┌─ SUPPLIED RECORDS

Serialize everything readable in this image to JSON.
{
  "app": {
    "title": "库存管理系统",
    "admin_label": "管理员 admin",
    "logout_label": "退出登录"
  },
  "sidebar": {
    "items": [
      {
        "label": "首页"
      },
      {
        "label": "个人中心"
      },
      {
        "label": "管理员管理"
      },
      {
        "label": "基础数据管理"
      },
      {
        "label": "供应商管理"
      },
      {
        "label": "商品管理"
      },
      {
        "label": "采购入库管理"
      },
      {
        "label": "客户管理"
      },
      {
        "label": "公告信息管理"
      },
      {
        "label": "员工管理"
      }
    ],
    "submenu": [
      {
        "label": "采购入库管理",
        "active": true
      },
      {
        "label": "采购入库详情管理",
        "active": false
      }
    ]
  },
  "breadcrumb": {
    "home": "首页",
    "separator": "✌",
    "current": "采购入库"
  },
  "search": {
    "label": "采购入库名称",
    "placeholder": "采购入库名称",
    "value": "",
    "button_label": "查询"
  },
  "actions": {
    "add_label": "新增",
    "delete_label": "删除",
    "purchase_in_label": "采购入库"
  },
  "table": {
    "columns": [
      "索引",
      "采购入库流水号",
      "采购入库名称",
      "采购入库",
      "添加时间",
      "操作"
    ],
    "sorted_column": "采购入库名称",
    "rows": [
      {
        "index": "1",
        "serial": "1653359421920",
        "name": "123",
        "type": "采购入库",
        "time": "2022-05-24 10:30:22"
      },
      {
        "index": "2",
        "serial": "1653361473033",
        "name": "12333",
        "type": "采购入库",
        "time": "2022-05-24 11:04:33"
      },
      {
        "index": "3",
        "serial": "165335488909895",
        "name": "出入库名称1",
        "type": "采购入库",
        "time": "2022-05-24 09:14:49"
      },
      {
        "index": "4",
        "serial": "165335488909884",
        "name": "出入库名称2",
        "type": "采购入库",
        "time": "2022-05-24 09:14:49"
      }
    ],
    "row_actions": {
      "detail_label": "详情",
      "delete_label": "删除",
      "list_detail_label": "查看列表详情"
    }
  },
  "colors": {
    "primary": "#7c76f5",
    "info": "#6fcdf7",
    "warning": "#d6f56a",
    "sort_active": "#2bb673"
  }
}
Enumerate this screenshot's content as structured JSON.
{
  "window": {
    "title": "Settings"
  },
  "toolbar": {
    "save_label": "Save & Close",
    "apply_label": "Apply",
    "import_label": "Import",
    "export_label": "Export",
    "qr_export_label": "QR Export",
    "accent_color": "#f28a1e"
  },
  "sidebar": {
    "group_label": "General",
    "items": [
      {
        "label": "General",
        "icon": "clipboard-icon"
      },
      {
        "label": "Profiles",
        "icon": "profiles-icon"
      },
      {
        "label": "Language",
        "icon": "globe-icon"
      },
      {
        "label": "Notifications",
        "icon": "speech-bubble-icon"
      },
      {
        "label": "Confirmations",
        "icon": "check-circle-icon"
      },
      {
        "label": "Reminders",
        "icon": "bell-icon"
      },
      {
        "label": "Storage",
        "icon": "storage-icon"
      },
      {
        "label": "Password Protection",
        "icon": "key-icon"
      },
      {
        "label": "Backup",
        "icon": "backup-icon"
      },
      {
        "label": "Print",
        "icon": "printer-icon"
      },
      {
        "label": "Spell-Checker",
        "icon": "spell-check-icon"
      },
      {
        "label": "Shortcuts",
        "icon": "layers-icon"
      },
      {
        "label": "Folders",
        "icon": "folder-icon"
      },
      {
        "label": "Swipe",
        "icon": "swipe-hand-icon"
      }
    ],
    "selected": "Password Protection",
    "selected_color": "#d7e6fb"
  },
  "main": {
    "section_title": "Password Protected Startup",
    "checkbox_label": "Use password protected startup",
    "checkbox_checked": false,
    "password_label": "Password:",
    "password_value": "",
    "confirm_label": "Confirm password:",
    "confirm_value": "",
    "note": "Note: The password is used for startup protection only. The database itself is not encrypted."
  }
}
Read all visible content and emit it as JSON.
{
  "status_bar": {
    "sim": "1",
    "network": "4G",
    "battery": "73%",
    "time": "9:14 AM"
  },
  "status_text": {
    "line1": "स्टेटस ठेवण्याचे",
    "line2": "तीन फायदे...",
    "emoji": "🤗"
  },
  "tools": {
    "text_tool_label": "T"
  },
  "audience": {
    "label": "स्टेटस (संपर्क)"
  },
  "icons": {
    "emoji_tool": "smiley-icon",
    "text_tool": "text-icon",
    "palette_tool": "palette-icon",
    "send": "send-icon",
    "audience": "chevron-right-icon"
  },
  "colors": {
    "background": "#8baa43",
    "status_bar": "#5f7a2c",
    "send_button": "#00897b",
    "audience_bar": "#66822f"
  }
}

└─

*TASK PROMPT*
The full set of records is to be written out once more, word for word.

*RESULT*
Serialize everything readable in this image to JSON.
{
  "app": {
    "title": "库存管理系统",
    "admin_label": "管理员 admin",
    "logout_label": "退出登录"
  },
  "sidebar": {
    "items": [
      {
        "label": "首页"
      },
      {
        "label": "个人中心"
      },
      {
        "label": "管理员管理"
      },
      {
        "label": "基础数据管理"
      },
      {
        "label": "供应商管理"
      },
      {
        "label": "商品管理"
      },
      {
        "label": "采购入库管理"
      },
      {
        "label": "客户管理"
      },
      {
        "label": "公告信息管理"
      },
      {
        "label": "员工管理"
      }
    ],
    "submenu": [
      {
        "label": "采购入库管理",
        "active": true
      },
      {
        "label": "采购入库详情管理",
        "active": false
      }
    ]
  },
  "breadcrumb": {
    "home": "首页",
    "separator": "✌",
    "current": "采购入库"
  },
  "search": {
    "label": "采购入库名称",
    "placeholder": "采购入库名称",
    "value": "",
    "button_label": "查询"
  },
  "actions": {
    "add_label": "新增",
    "delete_label": "删除",
    "purchase_in_label": "采购入库"
  },
  "table": {
    "columns": [
      "索引",
      "采购入库流水号",
      "采购入库名称",
      "采购入库",
      "添加时间",
      "操作"
    ],
    "sorted_column": "采购入库名称",
    "rows": [
      {
        "index": "1",
        "serial": "1653359421920",
        "name": "123",
        "type": "采购入库",
        "time": "2022-05-24 10:30:22"
      },
      {
        "index": "2",
        "serial": "1653361473033",
        "name": "12333",
        "type": "采购入库",
        "time": "2022-05-24 11:04:33"
      },
      {
        "index": "3",
        "serial": "165335488909895",
        "name": "出入库名称1",
        "type": "采购入库",
        "time": "2022-05-24 09:14:49"
      },
      {
        "index": "4",
        "serial": "165335488909884",
        "name": "出入库名称2",
        "type": "采购入库",
        "time": "2022-05-24 09:14:49"
      }
    ],
    "row_actions": {
      "detail_label": "详情",
      "delete_label": "删除",
      "list_detail_label": "查看列表详情"
    }
  },
  "colors": {
    "primary": "#7c76f5",
    "info": "#6fcdf7",
    "warning": "#d6f56a",
    "sort_active": "#2bb673"
  }
}
Enumerate this screenshot's content as structured JSON.
{
  "window": {
    "title": "Settings"
  },
  "toolbar": {
    "save_label": "Save & Close",
    "apply_label": "Apply",
    "import_label": "Import",
    "export_label": "Export",
    "qr_export_label": "QR Export",
    "accent_color": "#f28a1e"
  },
  "sidebar": {
    "group_label": "General",
    "items": [
      {
        "label": "General",
        "icon": "clipboard-icon"
      },
      {
        "label": "Profiles",
        "icon": "profiles-icon"
      },
      {
        "label": "Language",
        "icon": "globe-icon"
      },
      {
        "label": "Notifications",
        "icon": "speech-bubble-icon"
      },
      {
        "label": "Confirmations",
        "icon": "check-circle-icon"
      },
      {
        "label": "Reminders",
        "icon": "bell-icon"
      },
      {
        "label": "Storage",
        "icon": "storage-icon"
      },
      {
        "label": "Password Protection",
        "icon": "key-icon"
      },
      {
        "label": "Backup",
        "icon": "backup-icon"
      },
      {
        "label": "Print",
        "icon": "printer-icon"
      },
      {
        "label": "Spell-Checker",
        "icon": "spell-check-icon"
      },
      {
        "label": "Shortcuts",
        "icon": "layers-icon"
      },
      {
        "label": "Folders",
        "icon": "folder-icon"
      },
      {
        "label": "Swipe",
        "icon": "swipe-hand-icon"
      }
    ],
    "selected": "Password Protection",
    "selected_color": "#d7e6fb"
  },
  "main": {
    "section_title": "Password Protected Startup",
    "checkbox_label": "Use password protected startup",
    "checkbox_checked": false,
    "password_label": "Password:",
    "password_value": "",
    "confirm_label": "Confirm password:",
    "confirm_value": "",
    "note": "Note: The password is used for startup protection only. The database itself is not encrypted."
  }
}
Read all visible content and emit it as JSON.
{
  "status_bar": {
    "sim": "1",
    "network": "4G",
    "battery": "73%",
    "time": "9:14 AM"
  },
  "status_text": {
    "line1": "स्टेटस ठेवण्याचे",
    "line2": "तीन फायदे...",
    "emoji": "🤗"
  },
  "tools": {
    "text_tool_label": "T"
  },
  "audience": {
    "label": "स्टेटस (संपर्क)"
  },
  "icons": {
    "emoji_tool": "smiley-icon",
    "text_tool": "text-icon",
    "palette_tool": "palette-icon",
    "send": "send-icon",
    "audience": "chevron-right-icon"
  },
  "colors": {
    "background": "#8baa43",
    "status_bar": "#5f7a2c",
    "send_button": "#00897b",
    "audience_bar": "#66822f"
  }
}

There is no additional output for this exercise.